In many countries, antibiotics remain the first-line treatment for bacterial infections, but the rise in antibiotic resistance has led to a decrease in their effectiveness. In some cases, multidrug-resistant strains of bacteria have been successfully treated with bacteriophages. While there is concern about the safety of using phage therapy, there have been very few reports of adverse effects related directly to the therapy.
Despite the success of phage therapy in some cases, there are still challenges to its widespread use. One of the main challenges is the need to identify the specific phages that are effective against a particular bacterial strain, which can be time-consuming and costly. Additionally, regulatory approval for phage therapy is still evolving in many parts of the world, which can limit access to these treatments.
In some scenarios, however, phage therapy may be a preferred option over antibiotics. For example, in cases where antibiotic resistance is a significant concern or where the bacterial infection is caused by a strain that is not susceptible to antibiotics, phage therapy may be a viable treatment option. Additionally, phage therapy may be useful in cases where a personalized treatment approach is needed, such as in chronic infections or infections with multiple bacterial strains.
Why are phages not commonly used in treatments?
In addition, not all phages are suitable for therapy. Some phages are lysogenic, meaning they integrate their genetic material into the host bacteria’s DNA and do not immediately destroy the bacteria. These types of phages may not be effective for treating infections and can even lead to the transfer of antibiotic resistance genes between bacteria.
Another disadvantage of phage therapy is that it requires a personalized approach. Unlike antibiotics, which can be mass-produced and used to treat a wide range of bacterial infections, phages must be tailored to the specific infection of each patient. This can make phage therapy more expensive and time-consuming than antibiotic treatment.
Finally, the regulatory environment for phage therapy is still evolving in many parts of the world. While phage therapy has a long history of use in countries like Georgia and Poland, it is still considered an experimental treatment in many other countries, including the United States. This can limit access to phage therapy and make it more difficult to develop and distribute phage-based treatments.
Why are antibiotics prevailing despite outstanding phage therapy effectiveness?
Despite the outstanding effectiveness of phage therapy in treating bacterial infections, antibiotics are still the prevailing treatment option in many parts of the world. One of the main reasons for this is the broader host range of antibiotics. Unlike phages, which are typically specific to a particular strain of bacteria, many antibiotics are effective against a wide variety of bacterial species. This makes antibiotics a first-line treatment option for a broad range of bacterial infections.
The development of new antibiotics is also a more established process than the development of phage therapies. Antibiotics are developed through a rigorous process of drug discovery and clinical testing, which is regulated by government agencies such as the FDA in the US. In contrast, the development of phage therapies can be more complex and time-consuming, as it requires the identification of specific phages that are effective against the target bacterial species. Additionally, the regulatory environment for phage therapy is still evolving in many parts of the world, which can limit access to phage therapies.

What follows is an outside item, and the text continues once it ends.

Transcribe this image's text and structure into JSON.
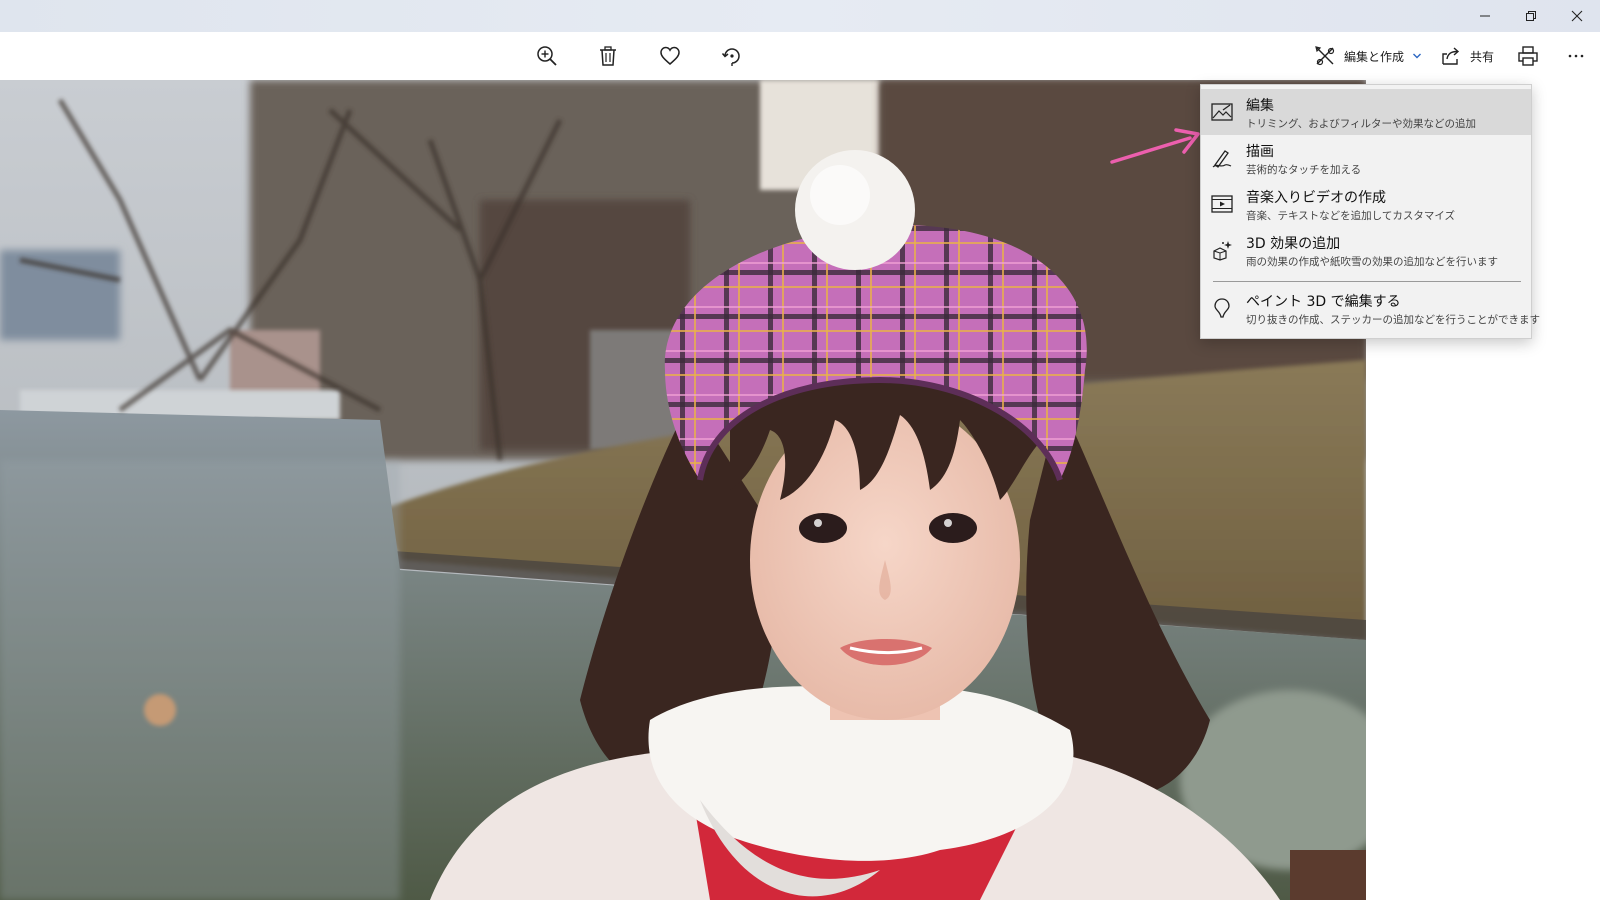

Despite these challenges, there are still some scenarios in which phage therapy may be preferred over antibiotics. For example, in cases where antibiotic resistance is a significant concern or where the bacterial infection is caused by a strain that is not susceptible to antibiotics, phage therapy may be a viable treatment option. Additionally, in cases where a personalized treatment approach is needed, such as in chronic infections or infections with multiple bacterial strains, phage therapy may be more effective than antibiotics.
Are phages more effective than antibiotics?
Phages and antibiotics are both used to treat bacterial infections, but their effectiveness depends on the specific circumstances of each case.
When it comes to clearing one specific bacteria, phages are often more effective than antibiotics. This is because phages are naturally designed to target and destroy specific types of bacteria, while antibiotics are typically broad-spectrum and may harm beneficial bacteria in the body. For example, if a patient is infected with a strain of bacteria that is resistant to commonly used antibiotics, phages may be a viable treatment option.
On the other hand, if a patient is dealing with multiple bacterial infections, antibiotics are typically the preferred option. This is because phages are specific to certain strains of bacteria, and a single phage treatment may not be effective against multiple bacterial species. However, phage cocktails can be used to address this limitation. By mixing together phages that are specific to different bacteria, a phage cocktail can be created that is effective against multiple bacterial infections.
Additionally, the mode of administration can also play a role in the effectiveness of phages and antibiotics. Antibiotics are typically administered orally or intravenously, while phages can be administered via topical application, injection, or oral consumption. In some cases, such as infections in the gastrointestinal tract, phages may be more effective than antibiotics because they can be targeted specifically to the site of infection.
Phage Fast Facts
- Phages won’t harm any of your cells except for the bacterial cells that they’re meant to kill.
- Phage therapy has fewer side effects than antibiotics.
- On the other hand, most antibiotics have a much wider host range. Some antibiotics can kill a wide range of bacterial species at the same time.
- The human immune system sometimes recognizes phages as “foreigners” and tries to kill them. To prevent this, doctors can give their patients large amounts of phage particles or use carrier molecules such as DendriPep.